(Data records for software interfaces)
_____

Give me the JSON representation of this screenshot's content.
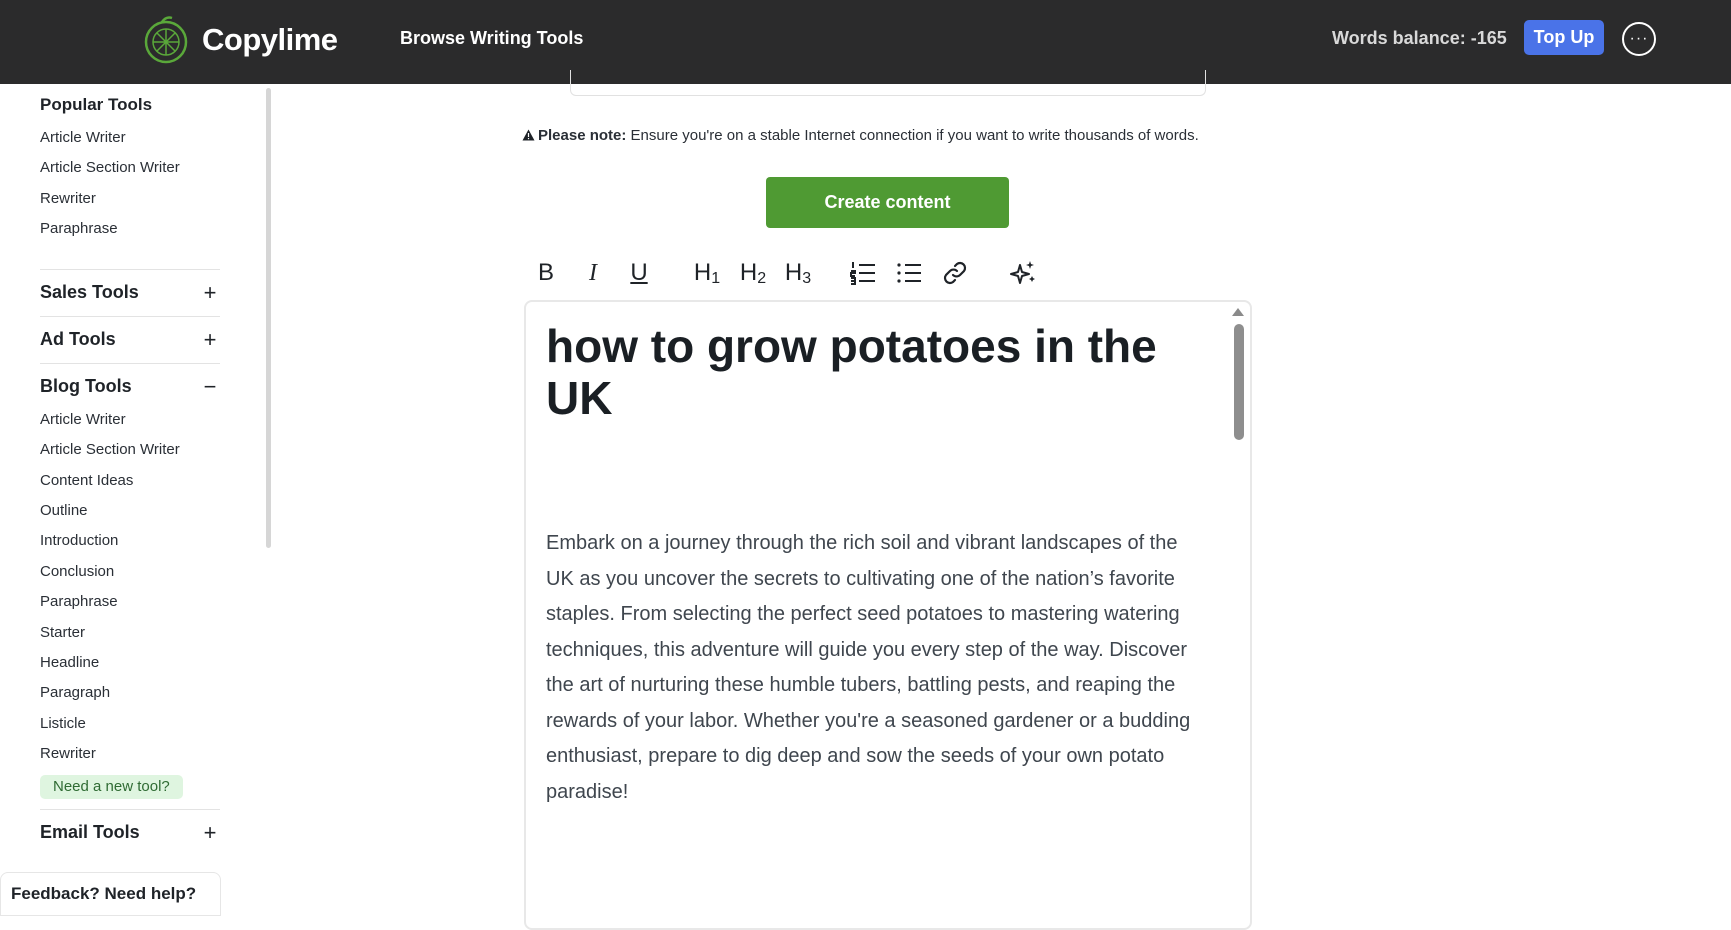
{
  "header": {
    "brand": "Copylime",
    "browse_label": "Browse Writing Tools",
    "words_balance": "Words balance: -165",
    "topup_label": "Top Up",
    "more_glyph": "···"
  },
  "sidebar": {
    "popular_title": "Popular Tools",
    "popular_items": [
      "Article Writer",
      "Article Section Writer",
      "Rewriter",
      "Paraphrase"
    ],
    "sections": [
      {
        "label": "Sales Tools",
        "symbol": "+"
      },
      {
        "label": "Ad Tools",
        "symbol": "+"
      },
      {
        "label": "Blog Tools",
        "symbol": "−"
      },
      {
        "label": "Email Tools",
        "symbol": "+"
      }
    ],
    "blog_items": [
      "Article Writer",
      "Article Section Writer",
      "Content Ideas",
      "Outline",
      "Introduction",
      "Conclusion",
      "Paraphrase",
      "Starter",
      "Headline",
      "Paragraph",
      "Listicle",
      "Rewriter"
    ],
    "new_tool_label": "Need a new tool?",
    "feedback_label": "Feedback? Need help?"
  },
  "main": {
    "note_bold": "Please note:",
    "note_text": " Ensure you're on a stable Internet connection if you want to write thousands of words.",
    "create_label": "Create content",
    "toolbar": {
      "bold": "B",
      "italic": "I",
      "underline": "U",
      "h1": "H",
      "h1_sub": "1",
      "h2": "H",
      "h2_sub": "2",
      "h3": "H",
      "h3_sub": "3"
    },
    "editor": {
      "title": "how to grow potatoes in the UK",
      "body": "Embark on a journey through the rich soil and vibrant landscapes of the UK as you uncover the secrets to cultivating one of the nation’s favorite staples. From selecting the perfect seed potatoes to mastering watering techniques, this adventure will guide you every step of the way. Discover the art of nurturing these humble tubers, battling pests, and reaping the rewards of your labor. Whether you're a seasoned gardener or a budding enthusiast, prepare to dig deep and sow the seeds of your own potato paradise!"
    }
  },
  "colors": {
    "topbar": "#2b2b2c",
    "topup": "#4a73e8",
    "create": "#4f9a33",
    "new_tool_bg": "#dff5e0"
  }
}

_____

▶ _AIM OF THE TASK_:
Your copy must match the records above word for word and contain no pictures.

▶ _EXERCISE SOLUTION_:
Give me the JSON representation of this screenshot's content.
{
  "header": {
    "brand": "Copylime",
    "browse_label": "Browse Writing Tools",
    "words_balance": "Words balance: -165",
    "topup_label": "Top Up",
    "more_glyph": "···"
  },
  "sidebar": {
    "popular_title": "Popular Tools",
    "popular_items": [
      "Article Writer",
      "Article Section Writer",
      "Rewriter",
      "Paraphrase"
    ],
    "sections": [
      {
        "label": "Sales Tools",
        "symbol": "+"
      },
      {
        "label": "Ad Tools",
        "symbol": "+"
      },
      {
        "label": "Blog Tools",
        "symbol": "−"
      },
      {
        "label": "Email Tools",
        "symbol": "+"
      }
    ],
    "blog_items": [
      "Article Writer",
      "Article Section Writer",
      "Content Ideas",
      "Outline",
      "Introduction",
      "Conclusion",
      "Paraphrase",
      "Starter",
      "Headline",
      "Paragraph",
      "Listicle",
      "Rewriter"
    ],
    "new_tool_label": "Need a new tool?",
    "feedback_label": "Feedback? Need help?"
  },
  "main": {
    "note_bold": "Please note:",
    "note_text": " Ensure you're on a stable Internet connection if you want to write thousands of words.",
    "create_label": "Create content",
    "toolbar": {
      "bold": "B",
      "italic": "I",
      "underline": "U",
      "h1": "H",
      "h1_sub": "1",
      "h2": "H",
      "h2_sub": "2",
      "h3": "H",
      "h3_sub": "3"
    },
    "editor": {
      "title": "how to grow potatoes in the UK",
      "body": "Embark on a journey through the rich soil and vibrant landscapes of the UK as you uncover the secrets to cultivating one of the nation’s favorite staples. From selecting the perfect seed potatoes to mastering watering techniques, this adventure will guide you every step of the way. Discover the art of nurturing these humble tubers, battling pests, and reaping the rewards of your labor. Whether you're a seasoned gardener or a budding enthusiast, prepare to dig deep and sow the seeds of your own potato paradise!"
    }
  },
  "colors": {
    "topbar": "#2b2b2c",
    "topup": "#4a73e8",
    "create": "#4f9a33",
    "new_tool_bg": "#dff5e0"
  }
}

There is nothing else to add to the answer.